  • customer lifetime value (one-off buyer, loyalty member, etc.)

  • frequency of purchase (seasonal buyer, impulsive buyer, etc.)

  • marketing engagement (engages on social media, uses newsletter as inspiration to purchase, etc.)

  • price sensitivity (price-sensitive, impulsive, etc.)

Look for ways “how to personalize it”, instead of “what to personalize”

Image by Mohamed Hassan from Pixabay

Image by Mohamed Hassan from Pixabay

The next tactic is linked to the consumer personas mentioned above. Instead of concentrating on what you should personalize, better look at how to personalize it.

Netflix is the best example here.

Did you know that your Netflix browsing page is totally different from your friend’s or husband’s? The reason is — Netflix takes personalization to the next level. Literally.

The artworks used for the same shows or movies differ based on your watching preference. For example, if you love watching comedy and your friend loves romance, you two will be seeing different artwork for the same show.

This is because Netflix wants to entice you to watch the show. They know that your friend is more likely to watch it if there is a romantic couple on the artwork, while you’d prefer something that screams comedy.

This is true for all types of businesses, though.

If you’re a food blogger — you’d use different artwork to entice a gourmet foodie to visit your site, compared to someone who loves street food.

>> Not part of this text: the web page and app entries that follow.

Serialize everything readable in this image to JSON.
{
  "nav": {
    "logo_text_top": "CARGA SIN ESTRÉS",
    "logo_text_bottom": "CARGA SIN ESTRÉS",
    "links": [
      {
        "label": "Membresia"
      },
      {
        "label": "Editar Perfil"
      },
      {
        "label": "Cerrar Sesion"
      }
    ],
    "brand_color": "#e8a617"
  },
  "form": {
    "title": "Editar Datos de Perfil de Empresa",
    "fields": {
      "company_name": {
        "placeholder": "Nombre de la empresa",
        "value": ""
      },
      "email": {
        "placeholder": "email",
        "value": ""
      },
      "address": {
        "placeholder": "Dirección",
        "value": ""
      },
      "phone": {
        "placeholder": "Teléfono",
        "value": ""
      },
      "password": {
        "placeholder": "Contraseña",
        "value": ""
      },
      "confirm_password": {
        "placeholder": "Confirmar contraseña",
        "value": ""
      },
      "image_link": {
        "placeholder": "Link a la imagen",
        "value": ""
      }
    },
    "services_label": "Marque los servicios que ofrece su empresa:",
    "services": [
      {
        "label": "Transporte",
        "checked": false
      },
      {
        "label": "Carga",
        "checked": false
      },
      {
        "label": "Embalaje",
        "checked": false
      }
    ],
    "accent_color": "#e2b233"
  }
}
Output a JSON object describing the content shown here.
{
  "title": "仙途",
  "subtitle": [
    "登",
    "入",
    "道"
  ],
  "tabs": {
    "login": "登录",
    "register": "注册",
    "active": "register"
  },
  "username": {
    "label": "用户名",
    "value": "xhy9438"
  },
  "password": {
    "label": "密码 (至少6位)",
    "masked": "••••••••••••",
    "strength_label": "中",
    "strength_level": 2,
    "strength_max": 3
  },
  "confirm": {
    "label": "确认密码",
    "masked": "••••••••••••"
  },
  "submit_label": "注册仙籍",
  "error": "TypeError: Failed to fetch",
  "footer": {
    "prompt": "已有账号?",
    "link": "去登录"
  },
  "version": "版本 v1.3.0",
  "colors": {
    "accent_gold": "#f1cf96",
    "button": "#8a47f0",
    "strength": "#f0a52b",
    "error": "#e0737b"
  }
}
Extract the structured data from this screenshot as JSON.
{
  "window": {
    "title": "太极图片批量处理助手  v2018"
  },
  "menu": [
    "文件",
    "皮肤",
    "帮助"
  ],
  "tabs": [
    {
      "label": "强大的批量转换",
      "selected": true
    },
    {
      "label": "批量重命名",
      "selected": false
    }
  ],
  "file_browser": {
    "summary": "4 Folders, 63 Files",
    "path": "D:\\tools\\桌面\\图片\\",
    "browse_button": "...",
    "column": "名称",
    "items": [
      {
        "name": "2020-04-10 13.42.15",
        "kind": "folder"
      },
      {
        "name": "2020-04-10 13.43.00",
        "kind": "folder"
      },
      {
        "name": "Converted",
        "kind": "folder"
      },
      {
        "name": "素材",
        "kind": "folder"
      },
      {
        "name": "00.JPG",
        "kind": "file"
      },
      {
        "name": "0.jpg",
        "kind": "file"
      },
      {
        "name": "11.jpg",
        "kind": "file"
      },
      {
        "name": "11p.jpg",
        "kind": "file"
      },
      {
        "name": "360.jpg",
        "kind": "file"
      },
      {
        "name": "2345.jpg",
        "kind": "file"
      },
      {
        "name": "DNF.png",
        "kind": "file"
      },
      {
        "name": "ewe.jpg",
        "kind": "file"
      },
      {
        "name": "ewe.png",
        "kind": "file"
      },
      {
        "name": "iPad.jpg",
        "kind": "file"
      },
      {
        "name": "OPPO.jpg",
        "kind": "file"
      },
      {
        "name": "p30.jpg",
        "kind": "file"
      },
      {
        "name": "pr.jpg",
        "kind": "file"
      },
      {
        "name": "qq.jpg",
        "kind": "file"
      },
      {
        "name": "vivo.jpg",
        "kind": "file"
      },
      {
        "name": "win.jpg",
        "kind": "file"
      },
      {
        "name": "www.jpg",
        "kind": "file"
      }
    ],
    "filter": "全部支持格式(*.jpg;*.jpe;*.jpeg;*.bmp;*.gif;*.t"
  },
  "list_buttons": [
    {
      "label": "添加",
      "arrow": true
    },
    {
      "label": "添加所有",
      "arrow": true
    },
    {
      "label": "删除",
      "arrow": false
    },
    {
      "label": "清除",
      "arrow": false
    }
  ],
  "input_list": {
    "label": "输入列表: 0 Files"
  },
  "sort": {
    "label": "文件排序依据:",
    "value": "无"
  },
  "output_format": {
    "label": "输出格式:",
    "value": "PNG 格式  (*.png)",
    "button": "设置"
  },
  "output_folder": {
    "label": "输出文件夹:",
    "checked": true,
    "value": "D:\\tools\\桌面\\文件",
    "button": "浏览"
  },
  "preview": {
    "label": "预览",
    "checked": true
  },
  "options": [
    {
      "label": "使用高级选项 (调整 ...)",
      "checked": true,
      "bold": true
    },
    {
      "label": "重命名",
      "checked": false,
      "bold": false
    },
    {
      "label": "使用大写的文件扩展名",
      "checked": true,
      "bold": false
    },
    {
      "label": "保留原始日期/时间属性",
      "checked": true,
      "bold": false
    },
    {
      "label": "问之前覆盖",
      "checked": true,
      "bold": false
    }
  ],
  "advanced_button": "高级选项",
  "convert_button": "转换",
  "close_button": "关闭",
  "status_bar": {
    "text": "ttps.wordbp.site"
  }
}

Your product is there. That’s why rather than questioning what to personalize, you should look into different ways of making it happen.

Show personalized gratitude

Using personalization shouldn’t be only about bringing consumers to your store, or making sure they buy something. You should also personalize how you thank them for buying from you. Too bad, this is often forgotten, but, in my opinion, it is imperative in building customer loyalty and better relations.

I love getting personalized thank you notes for my e-commerce purchases. Especially, if the name is hand-written — this proves that a merchant made an effort to connect with me.

Look at Starbucks, for example. The baristas make sure to write your name on each cup (even when there are no people and they don’t need to shout your name across the coffee shop). It’s a simple tactic to make you feel special and connect better with you.

It recently happened to me in a local juice bar. I ordered at the counter and the cashier asked for my name. I told her my name. She even started spelling it out, expecting her to write it somewhere. No. All she needed was to say “Thank you for your purchase, Edgaras” upon handing the receipt to me. I was very nicely surprised and impressed.

I realize that personalized thank you notes or writing the name, in many cases, aren’t feasible. But you should still find ways to show gratitude to your customers.

What about inserting a relevant testing sample of your other products? I love Kiehl’s because the staff always make sure to offer some small samples of other products that would work the magic for my skin.

If you are a bakery, why not adding a small bag of cookies as a gift to your customer? This may become an additional item they will buy next time visiting your shop.

You can use your consumer data and adapt the gifts to different buyer personas. This will surely wow them, make them feel special, and will put a smile on their faces.


Basic personalization tactics, such as greeting by the first name, are no longer enough to engage with the customer. Therefore, intelligent personalization is the best way to attract your customers, predict and shape their behavior, and foster loyalty. It’s possible for all brands.

By following the ideas shared here and tapping into the customer data that is available for you, you’ll be able to bring your personalization to the next level. Remember, your efforts should be invisible and bring convenience to your consumers.

With all this in mind, you’ll soon notice the improvements in your customer experiences and growth in revenue.


Other popular posts:

Why You Shouldn’t Fall For “Follow-Unfollow” Instagram Sham

The Top Marketing Trends You Need to Adopt in 2022

Personalization Will Continue Conquering Marketing In 2022

Never miss a post
Subscribe to Substack to get the latest posts delivered to your inbox!



No comments yet. Why don’t you start the discussion?

Leave a Reply

Your email address will not be published. Required fields are marked *